To do: If a line in the material below has the string "MySQL", copy it out.

►

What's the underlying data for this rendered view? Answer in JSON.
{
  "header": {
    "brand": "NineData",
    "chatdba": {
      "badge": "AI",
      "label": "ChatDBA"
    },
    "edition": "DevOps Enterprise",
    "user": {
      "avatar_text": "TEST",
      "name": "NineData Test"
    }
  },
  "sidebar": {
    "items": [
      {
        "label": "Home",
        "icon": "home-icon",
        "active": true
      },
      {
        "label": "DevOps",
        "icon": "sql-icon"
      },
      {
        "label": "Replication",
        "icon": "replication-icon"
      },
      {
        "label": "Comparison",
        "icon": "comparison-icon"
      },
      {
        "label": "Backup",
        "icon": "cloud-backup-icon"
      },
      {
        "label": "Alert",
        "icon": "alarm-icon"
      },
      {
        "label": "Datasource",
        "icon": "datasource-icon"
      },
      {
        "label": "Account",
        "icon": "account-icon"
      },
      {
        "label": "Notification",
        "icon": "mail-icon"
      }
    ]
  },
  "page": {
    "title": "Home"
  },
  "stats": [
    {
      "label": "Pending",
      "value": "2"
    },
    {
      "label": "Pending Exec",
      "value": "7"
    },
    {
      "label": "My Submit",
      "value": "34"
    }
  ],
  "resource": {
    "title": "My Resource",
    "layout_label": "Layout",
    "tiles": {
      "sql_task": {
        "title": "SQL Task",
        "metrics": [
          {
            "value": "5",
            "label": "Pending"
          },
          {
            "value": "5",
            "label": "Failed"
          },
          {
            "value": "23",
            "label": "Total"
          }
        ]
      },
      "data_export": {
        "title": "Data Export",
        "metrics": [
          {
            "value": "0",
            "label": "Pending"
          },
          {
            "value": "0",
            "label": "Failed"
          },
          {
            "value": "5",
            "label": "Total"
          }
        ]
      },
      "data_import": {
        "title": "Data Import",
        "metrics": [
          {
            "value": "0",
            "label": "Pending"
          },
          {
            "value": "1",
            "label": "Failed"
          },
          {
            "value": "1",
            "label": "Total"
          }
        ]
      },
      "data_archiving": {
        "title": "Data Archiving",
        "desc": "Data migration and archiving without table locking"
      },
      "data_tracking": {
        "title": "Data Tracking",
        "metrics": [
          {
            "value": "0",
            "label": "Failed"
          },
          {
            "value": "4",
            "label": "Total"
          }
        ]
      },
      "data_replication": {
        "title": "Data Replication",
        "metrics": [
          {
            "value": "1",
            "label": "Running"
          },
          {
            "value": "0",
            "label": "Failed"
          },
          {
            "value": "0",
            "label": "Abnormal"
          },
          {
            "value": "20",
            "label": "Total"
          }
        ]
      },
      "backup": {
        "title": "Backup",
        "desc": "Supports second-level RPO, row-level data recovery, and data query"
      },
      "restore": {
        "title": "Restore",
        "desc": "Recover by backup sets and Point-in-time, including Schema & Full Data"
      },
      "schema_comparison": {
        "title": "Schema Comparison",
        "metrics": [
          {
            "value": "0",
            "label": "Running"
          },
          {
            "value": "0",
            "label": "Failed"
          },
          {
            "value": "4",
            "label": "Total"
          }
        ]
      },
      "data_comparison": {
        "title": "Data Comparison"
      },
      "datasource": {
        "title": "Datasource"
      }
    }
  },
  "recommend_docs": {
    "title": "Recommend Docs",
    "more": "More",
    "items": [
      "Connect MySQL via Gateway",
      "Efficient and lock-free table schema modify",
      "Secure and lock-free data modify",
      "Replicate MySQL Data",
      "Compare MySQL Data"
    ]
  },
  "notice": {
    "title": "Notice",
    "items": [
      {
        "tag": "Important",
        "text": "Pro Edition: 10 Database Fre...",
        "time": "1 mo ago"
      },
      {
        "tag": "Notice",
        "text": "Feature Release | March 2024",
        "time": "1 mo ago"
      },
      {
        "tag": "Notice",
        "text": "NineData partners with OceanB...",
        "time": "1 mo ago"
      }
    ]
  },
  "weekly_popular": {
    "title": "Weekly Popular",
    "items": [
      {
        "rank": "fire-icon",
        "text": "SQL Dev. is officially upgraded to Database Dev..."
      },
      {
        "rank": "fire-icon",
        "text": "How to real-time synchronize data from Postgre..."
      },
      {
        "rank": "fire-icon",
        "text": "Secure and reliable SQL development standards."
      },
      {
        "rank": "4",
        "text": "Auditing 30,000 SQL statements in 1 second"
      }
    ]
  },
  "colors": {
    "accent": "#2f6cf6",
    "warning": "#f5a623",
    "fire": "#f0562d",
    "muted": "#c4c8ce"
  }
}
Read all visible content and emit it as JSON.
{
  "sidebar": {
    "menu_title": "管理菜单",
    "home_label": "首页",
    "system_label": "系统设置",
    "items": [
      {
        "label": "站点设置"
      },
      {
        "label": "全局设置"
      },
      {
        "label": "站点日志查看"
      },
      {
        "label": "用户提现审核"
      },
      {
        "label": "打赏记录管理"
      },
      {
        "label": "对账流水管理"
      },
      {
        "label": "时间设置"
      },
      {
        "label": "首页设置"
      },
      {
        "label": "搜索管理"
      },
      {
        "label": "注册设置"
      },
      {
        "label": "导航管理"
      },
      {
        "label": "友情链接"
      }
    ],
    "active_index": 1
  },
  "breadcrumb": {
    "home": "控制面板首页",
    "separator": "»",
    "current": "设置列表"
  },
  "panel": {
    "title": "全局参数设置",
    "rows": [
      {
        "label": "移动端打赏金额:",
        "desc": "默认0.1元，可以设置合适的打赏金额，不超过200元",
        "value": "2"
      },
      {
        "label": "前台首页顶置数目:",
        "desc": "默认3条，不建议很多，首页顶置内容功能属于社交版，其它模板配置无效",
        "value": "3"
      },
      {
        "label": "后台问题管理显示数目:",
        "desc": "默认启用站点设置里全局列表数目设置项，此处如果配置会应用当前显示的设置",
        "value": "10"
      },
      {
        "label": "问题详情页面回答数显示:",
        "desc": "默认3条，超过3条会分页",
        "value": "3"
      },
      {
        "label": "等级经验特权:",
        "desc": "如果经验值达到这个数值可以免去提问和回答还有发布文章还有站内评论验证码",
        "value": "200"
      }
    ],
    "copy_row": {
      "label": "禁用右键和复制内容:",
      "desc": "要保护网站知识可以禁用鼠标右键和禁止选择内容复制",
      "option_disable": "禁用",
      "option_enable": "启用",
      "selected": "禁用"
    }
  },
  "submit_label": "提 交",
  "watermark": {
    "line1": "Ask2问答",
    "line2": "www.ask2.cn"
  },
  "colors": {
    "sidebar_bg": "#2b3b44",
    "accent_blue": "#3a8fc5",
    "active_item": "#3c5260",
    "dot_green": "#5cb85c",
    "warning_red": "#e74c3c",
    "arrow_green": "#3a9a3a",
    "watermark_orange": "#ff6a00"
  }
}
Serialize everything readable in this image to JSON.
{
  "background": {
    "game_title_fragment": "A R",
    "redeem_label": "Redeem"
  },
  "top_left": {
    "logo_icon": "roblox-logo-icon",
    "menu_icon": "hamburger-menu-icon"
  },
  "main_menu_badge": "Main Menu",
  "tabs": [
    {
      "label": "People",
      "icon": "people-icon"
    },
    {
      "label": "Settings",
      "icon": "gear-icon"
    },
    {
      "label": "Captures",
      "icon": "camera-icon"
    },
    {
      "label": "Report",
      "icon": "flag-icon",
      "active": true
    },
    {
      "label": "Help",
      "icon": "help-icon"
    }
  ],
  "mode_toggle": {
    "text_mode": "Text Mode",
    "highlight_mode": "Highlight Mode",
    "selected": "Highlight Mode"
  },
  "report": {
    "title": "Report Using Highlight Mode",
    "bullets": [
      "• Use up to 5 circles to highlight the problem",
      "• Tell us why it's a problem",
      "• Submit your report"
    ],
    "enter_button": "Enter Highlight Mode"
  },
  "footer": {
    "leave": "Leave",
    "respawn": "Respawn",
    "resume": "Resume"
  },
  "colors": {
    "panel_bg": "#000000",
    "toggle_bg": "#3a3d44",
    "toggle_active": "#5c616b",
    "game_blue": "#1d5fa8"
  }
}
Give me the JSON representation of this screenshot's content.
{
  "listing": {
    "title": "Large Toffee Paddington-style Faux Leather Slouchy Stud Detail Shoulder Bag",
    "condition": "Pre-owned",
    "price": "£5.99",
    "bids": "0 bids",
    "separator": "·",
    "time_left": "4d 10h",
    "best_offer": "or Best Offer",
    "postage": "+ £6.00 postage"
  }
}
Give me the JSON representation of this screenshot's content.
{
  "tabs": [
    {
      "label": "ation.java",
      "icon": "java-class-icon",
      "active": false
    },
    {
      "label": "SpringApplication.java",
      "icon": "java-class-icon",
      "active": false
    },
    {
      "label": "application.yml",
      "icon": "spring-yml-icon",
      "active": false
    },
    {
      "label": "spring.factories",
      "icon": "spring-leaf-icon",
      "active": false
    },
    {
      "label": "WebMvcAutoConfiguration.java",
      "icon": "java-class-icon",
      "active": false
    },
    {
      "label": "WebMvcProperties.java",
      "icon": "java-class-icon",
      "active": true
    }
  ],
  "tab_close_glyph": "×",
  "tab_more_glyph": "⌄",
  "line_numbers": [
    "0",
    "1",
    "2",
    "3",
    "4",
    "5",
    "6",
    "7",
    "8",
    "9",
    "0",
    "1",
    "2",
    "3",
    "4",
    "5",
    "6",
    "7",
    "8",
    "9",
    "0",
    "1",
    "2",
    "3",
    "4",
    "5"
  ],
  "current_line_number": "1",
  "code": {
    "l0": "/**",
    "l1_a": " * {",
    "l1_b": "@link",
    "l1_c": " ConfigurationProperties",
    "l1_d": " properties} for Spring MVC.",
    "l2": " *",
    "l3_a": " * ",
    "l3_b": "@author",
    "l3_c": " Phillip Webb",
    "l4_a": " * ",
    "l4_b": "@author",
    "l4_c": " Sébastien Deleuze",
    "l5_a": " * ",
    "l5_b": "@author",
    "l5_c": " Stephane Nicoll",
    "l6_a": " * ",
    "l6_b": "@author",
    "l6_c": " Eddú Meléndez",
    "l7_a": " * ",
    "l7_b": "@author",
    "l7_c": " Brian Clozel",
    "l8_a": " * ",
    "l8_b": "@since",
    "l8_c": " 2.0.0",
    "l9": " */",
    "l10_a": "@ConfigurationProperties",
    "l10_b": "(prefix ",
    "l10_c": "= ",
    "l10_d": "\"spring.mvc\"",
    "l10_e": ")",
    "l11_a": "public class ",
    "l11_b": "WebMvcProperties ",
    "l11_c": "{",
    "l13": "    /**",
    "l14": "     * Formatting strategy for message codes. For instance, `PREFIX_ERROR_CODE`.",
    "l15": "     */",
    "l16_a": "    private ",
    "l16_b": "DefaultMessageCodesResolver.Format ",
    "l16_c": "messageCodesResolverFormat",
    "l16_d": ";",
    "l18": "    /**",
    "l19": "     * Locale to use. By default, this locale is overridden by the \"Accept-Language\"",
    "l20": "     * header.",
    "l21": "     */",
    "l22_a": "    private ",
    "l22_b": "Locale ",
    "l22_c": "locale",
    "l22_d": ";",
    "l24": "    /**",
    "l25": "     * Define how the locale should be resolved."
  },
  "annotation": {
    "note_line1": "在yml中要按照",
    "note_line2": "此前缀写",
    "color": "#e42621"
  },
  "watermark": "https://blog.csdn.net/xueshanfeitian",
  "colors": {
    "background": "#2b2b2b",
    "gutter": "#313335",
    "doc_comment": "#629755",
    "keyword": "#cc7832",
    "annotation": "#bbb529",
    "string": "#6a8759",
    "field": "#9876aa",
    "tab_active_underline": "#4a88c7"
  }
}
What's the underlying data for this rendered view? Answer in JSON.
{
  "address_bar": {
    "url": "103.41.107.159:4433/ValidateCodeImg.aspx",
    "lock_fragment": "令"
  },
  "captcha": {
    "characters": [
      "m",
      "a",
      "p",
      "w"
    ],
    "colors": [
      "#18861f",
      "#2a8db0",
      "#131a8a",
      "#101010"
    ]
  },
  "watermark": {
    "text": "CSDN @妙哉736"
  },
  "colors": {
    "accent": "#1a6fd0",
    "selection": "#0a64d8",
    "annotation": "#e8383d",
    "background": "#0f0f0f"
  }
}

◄

Output for this task:
      "Connect MySQL via Gateway",
      "Replicate MySQL Data",
      "Compare MySQL Data"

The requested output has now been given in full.